We all want more hours in the day, but the truth is we get the same twenty-four as everyone else. What can you say "NO" to, so that you can say "YES" to getting in the field? What is the consequence (positive or negative) if you miss one or two meetings a week? Conversely, what is the consequence (positive or negative) if you spend one or two hours a week in the field?

So, here is the challenge: finish your Q4 strong with a purposeful presence in the field.

We all need to ramp up our time in the field. ELP Founder and Principal Robin Bichy is ready to share how ELP can improve yours. Her first name is her email:

... their first name.

This is so simple it seems absurd, even ridiculous. But it isn’t. There are a few books that are seminal. And there are a few leadership experts that are truly iconic. Dale Carnegie and his book “How to Win Friends & Influence People” fit those descriptions.

One of his maxims is that people value one word over all others—their first name. People want to feel valued, different, and special. They want to feel a connection to another. Perhaps, the easiest way to build that human connection is to use a person’s first name. At ELP, we commit to using first names with each other, with our clients, and with everybody—across all mediums: texting, emails, face-to-face, etc.

We spend a lot of time in nuclear, and we received some feedback that one senior engineer was failing at building some connections with his 30 or so direct reports. We got feedback from those that he led that, “he seemed distant” and other responses that included, “I feel like a number to this guy” and unfortunately some input that said, “I don’t even know if this guy knows my name. I’ve been here for six years, and he’s yet to call me by my first name in-person or over email. It seems so disrespectful to me.” Based on some of this feedback, we intensely coached this individual to use first names in any and all correspondence. He said that it wasn’t his style, and he’d need a day to think about. The next day, he came back with some data—if you can believe that—regarding our request. He said that he’d lose between three and six minutes each day by having to use first names in text, email, and face-to-face. We thought he was joking. He wasn’t. We asked him to sacrifice six minutes a day and try this small act.

It worked. Or, at the very least, it made a dent. People forget that when we address someone by their first name, it makes the recipient feel good and valued. Surprisingly—or not—it also affects the leader. By using first names, the relationship must get more personal. Trust us here. There’s nothing that you can do that is easier. That demonstrates more respect. That closes the social distance. Than using the first name. So, unless you are in the military, where first names are off-limits and where high social distance is desired, consider this small tactic to build some bonds.

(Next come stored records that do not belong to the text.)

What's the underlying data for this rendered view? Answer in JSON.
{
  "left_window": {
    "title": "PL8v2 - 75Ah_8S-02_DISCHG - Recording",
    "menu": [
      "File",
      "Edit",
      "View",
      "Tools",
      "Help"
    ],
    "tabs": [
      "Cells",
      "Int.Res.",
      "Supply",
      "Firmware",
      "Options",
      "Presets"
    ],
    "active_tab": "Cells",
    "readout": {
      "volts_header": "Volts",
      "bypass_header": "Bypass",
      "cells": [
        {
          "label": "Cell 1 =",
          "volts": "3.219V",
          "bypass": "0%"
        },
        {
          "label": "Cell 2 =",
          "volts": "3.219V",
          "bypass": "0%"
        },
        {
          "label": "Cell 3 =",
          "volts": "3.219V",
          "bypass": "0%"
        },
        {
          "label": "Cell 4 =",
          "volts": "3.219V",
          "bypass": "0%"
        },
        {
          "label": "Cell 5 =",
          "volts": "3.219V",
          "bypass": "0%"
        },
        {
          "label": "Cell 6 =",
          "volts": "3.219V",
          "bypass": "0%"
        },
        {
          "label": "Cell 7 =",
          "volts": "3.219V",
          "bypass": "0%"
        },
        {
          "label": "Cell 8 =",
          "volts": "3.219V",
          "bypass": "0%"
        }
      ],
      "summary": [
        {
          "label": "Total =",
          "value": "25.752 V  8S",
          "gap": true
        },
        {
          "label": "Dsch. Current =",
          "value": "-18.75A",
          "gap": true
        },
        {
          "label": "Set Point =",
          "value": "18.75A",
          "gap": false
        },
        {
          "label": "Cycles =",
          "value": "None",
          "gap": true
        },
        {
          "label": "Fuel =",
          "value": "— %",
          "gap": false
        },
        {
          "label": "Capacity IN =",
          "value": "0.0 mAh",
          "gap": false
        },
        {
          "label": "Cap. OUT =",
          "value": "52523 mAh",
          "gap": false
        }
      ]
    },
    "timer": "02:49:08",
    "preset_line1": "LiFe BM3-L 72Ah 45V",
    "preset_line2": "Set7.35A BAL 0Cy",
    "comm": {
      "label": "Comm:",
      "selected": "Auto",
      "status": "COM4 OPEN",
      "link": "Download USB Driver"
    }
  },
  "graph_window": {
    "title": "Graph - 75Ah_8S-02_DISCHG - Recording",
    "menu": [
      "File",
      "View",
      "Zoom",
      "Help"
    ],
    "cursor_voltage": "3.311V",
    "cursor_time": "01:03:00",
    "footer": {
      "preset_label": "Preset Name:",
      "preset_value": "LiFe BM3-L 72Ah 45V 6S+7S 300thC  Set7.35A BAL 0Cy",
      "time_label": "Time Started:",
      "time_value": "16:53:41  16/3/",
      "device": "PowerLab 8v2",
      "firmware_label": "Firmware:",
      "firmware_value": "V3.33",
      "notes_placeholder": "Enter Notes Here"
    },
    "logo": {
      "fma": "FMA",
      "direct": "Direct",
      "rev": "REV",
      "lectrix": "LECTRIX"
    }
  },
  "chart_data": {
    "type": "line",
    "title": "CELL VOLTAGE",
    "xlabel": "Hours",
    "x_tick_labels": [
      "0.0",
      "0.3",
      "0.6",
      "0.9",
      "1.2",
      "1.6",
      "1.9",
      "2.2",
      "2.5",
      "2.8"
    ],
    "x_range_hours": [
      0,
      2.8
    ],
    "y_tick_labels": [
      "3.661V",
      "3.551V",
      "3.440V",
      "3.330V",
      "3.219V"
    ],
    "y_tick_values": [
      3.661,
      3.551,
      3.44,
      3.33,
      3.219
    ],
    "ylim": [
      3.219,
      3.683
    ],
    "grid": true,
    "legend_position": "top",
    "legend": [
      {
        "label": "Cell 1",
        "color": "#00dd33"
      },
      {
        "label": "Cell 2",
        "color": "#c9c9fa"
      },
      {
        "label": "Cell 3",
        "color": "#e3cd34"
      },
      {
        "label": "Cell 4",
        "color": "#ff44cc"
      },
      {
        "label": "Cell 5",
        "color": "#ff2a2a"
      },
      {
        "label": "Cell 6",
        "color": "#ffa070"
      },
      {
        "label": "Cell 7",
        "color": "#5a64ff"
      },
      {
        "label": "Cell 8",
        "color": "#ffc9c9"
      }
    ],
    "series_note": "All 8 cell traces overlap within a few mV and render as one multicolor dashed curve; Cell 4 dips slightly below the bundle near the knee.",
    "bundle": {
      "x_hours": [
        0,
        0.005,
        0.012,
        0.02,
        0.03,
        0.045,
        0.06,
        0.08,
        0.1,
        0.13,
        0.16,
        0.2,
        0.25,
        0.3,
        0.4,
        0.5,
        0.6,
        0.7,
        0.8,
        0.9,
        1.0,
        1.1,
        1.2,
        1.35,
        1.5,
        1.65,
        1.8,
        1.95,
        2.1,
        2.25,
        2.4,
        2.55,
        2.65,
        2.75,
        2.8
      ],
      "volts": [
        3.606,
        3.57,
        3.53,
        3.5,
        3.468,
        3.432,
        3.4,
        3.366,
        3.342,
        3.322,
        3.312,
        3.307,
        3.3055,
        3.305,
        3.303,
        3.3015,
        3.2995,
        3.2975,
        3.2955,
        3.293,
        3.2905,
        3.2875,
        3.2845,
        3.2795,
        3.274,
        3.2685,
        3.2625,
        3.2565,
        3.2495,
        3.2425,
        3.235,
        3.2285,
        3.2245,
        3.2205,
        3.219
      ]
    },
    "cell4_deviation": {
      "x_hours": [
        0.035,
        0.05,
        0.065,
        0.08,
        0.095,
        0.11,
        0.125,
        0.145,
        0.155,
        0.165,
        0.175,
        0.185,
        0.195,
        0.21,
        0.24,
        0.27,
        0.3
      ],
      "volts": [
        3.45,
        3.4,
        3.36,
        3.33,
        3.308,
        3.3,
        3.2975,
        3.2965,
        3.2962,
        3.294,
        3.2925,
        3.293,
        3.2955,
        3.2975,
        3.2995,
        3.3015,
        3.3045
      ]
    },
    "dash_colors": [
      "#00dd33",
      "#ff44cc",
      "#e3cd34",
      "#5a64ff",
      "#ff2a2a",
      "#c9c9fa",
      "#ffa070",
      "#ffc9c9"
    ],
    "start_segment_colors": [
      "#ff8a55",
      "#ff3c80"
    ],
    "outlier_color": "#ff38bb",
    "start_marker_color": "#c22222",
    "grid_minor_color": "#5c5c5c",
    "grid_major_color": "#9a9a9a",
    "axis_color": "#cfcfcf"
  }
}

By the way, and speaking of first names, email Robin to learn more on how ELP can change your culture. Her first name is her email: